Chancellor Angela Merkel hopes that by 2022 Germany won’t need French nuclear current or extra coal to meet demand. Her dream (she says) is to make Germany so energy-efficient and green that it becomes a model for everyone else. Her government wants Germans to demonstrate just how to move beyond old fuel sources, whether coal or atomic fission.
It probably won’t work as planned. Even if Germans pull together to make their “energy revolution” real, they’ll probably spend a great deal of money, miss their self-imposed deadlines, grumble about mounting energy prices and burn too much coal. That would be nothing new for Germany. The reason for optimism is that this phase-out plan — unlike an earlier plan — arrived with a kick in the pants to German industry.

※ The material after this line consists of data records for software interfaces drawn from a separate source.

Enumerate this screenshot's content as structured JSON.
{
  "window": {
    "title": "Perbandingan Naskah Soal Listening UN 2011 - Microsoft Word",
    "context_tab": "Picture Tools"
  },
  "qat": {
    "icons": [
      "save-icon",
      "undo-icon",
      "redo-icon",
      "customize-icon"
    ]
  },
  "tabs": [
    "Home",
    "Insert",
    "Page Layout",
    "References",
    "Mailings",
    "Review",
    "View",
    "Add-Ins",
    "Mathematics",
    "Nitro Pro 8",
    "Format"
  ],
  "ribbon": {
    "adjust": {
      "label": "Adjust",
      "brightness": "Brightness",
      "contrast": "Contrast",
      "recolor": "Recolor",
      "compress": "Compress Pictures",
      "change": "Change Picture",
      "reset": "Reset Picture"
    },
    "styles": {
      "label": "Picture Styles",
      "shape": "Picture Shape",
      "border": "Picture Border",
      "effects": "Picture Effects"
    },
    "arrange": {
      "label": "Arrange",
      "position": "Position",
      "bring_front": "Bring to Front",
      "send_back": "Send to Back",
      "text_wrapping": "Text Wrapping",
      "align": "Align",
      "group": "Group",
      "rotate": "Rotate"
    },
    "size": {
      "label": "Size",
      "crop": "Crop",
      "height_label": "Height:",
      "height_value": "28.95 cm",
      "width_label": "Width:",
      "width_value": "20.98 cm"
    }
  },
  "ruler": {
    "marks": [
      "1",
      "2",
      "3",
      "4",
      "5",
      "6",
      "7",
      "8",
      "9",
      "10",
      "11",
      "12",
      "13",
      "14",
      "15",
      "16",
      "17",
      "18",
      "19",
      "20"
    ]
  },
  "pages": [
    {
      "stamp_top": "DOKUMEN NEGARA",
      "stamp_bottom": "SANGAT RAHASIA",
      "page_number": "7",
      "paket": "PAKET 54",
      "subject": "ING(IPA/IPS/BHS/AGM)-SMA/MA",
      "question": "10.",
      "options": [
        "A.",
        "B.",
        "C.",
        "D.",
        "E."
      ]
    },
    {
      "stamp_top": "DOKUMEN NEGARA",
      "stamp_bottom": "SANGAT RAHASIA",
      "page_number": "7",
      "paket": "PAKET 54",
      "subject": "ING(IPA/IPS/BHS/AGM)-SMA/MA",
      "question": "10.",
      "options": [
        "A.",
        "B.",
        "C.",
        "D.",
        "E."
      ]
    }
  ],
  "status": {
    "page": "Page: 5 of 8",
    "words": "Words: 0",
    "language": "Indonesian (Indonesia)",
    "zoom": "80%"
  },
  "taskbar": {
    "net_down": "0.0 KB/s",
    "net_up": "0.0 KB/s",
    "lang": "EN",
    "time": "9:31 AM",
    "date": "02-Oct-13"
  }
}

The national rail service, Deutsche Bahn, is frantically searching for a way to run its trains on wind, hydroelectric and solar energy. Berlin passed its first nuclear phase-out law in 2001, but it’s only since the earthquake and tsunami in Japan that Deutsche Bahn has been serious about mixing more renewable sources into its (enormous) daily load.
“Since Fukushima, Deutsche Bahn has been moving in the right direction,” Peter Ahmels, an energy expert at the German Environmental Aid Association, toldReuters. “There’s clearly a new thinking on the board. They’re doing sensible things. Before, they resisted. The argument was that renewables were not their core business.”
Now the rail system wants to boost its share of renewable energy use from 20 percent today to 28 percent by 2014 — and wean itself from CO2-emitting fuels completely by 2050. “That’s not just a declaration of intent,” Hans-Jürgen Witschke, head of the energy-supply group Deutsche Bahn Energie, said to Reuters. “It’s a concrete business target.”
These efforts will repeat themselves throughout German industry if the country intends to move beyond nuclear power in a responsible way after 2022. Merkel has already promised a lot more moneyfor energy research, since her goal may be impossible without a number of technological advances.
No doubt the results will be messier than the dream. No doubt Merkel wants to win votes in a nation notoriously opposed to nuclear power. But where else in the world do industry, government and the public look so mobilized? Japan, perhaps, out of horror. Not Taiwan. Certainly not Italy. The sensible Swiss have given themselves an extra dozen years of breathing room before their nuclear darkness — but then they might have to rely on the Germans for new technology since they don’t have the same big research base.